Toward the end of my senior year in high school, I skyped my mom from my school in Norway and teasingly said, "I’m going to spend next year in China!" It was a joke, I wanted to scare her a bit and see how she yelled that I was not going to be so far away from home again. Moving away from home when I was just 16 years old and studying in a boarding school in Norway had been a great adventure, yet it had also been hard to leave my family behind when I was so young. It was this distance and fear of forever being away that was making my decision to pick a university so hard. I did not know where to go. I knew my mom was also afraid that we would gradually grow more distant, so going to China was, in all seriousness, a complete joke. Instead, she was ecstatic when she heard my false news. She soon started telling me about all her adventures in China when she had lived there before I was born. She asked me a million questions and grew more excited as I mumbled and tried to satisfy her curiosity by reading the information in the pamphlet I held in my hand.
I had gotten my Princeton acceptance packet a few days earlier. Inside it, I had found a brochure about the University’s Bridge Year Program. At first, I ignored it; taking a gap year was not a thing people did in Spain, and it felt more like something high school students in Hollywood movies would do. And it did sound really movie-like: "a tuition-free program that allows a select number of incoming freshmen to begin their Princeton experience by engaging in nine months of University-sponsored service at one of five international locations." Why would the University want its students to start off their degree by going away? I read over it and glanced at the pictures, never actually thinking that months later it would be me who would be standing on a mountain in Yunnan. The five locations offered that year were India, China, Peru, Senegal and Brazil; China felt both the furthest and coolest.
After that Skype call, I reread the brochure, I researched the program and read blog entries from current and past participants. Suddenly, spending a year in China seemed more exciting. I also wanted to befriend the taxi drivers of Kunming and learn how to cook Chinese dishes like the past participants said they had done. I wanted to learn Mandarin and hike around Western China, learn more about community-based initiatives and how to appreciate a new culture. So I decided to apply.
In order to start my application and be able to do the program, I first had to be a Princeton student, so I quickly accepted the University offer. Ironically, it was this possibility of a bridge year in China that made my college decision so easy. Looking back now, I find it funny; I could very easily not have selected to participate in the Bridge Year Program. But I think it was more the fact that Princeton was offering that opportunity to its admitted students, that it saw the many benefits of spending time abroad, of experiential learning and highlighted the importance of multicultural understanding that made me pick the University. I had a great high school experience where I had learned to view education as much more than classes and textbooks, and it seemed that Princeton also thought being outside of the classroom could bring many benefits.
That year in China has defined not only my Princeton experience but also my identity in more ways that I could possibly describe.
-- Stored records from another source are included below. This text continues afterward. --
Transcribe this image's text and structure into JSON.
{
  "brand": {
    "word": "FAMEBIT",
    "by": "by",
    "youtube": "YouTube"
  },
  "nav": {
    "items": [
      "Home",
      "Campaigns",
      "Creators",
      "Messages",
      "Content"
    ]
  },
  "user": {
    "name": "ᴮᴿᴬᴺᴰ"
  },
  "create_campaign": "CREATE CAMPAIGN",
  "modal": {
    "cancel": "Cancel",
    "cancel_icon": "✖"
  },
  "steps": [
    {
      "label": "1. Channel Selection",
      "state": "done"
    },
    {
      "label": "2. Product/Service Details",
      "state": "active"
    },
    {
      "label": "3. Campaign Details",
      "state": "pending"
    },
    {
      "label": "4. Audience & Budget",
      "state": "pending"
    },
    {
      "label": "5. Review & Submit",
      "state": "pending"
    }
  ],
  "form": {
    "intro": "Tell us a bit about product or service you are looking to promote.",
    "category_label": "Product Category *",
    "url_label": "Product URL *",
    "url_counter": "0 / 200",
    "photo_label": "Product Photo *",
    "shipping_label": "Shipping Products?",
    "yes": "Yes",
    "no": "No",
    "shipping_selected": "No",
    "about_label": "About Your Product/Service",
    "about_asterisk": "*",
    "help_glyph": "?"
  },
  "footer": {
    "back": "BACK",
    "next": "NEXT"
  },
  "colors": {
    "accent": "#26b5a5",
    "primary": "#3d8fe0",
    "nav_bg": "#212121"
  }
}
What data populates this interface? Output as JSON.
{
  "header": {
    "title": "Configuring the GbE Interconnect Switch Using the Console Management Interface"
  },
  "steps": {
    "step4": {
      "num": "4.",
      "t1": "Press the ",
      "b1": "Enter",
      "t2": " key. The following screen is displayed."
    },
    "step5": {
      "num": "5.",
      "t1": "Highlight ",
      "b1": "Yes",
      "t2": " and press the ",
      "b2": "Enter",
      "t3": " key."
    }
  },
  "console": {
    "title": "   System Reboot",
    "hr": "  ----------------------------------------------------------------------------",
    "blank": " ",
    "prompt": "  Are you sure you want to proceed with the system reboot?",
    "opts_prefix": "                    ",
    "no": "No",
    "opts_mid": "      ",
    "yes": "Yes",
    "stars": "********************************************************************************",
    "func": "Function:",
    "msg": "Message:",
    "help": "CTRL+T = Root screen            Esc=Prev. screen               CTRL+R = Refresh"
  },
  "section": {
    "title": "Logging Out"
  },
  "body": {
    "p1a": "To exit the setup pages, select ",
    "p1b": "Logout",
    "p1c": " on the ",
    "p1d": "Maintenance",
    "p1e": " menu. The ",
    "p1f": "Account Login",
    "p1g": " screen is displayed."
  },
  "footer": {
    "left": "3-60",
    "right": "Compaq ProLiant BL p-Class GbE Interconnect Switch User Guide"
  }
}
It made me passionate about so many things that are now vital to me, it made me a more adventurous and confident person, it completely altered my worldview and deepened my interest in a whole new region. It even brought me closer to my family, as I was able to share a similar experience to the one that my mom had living in China when she was in her thirties. It was this - a joke about a brochure - that made it possible for me to be writing this blog post from my room on Princeton’s campus, yet I still think that imagining oneself participating in the opportunities that each University offers, and thinking about which ones can make one grow most might be a great way of making this college decision. Good luck, everyone!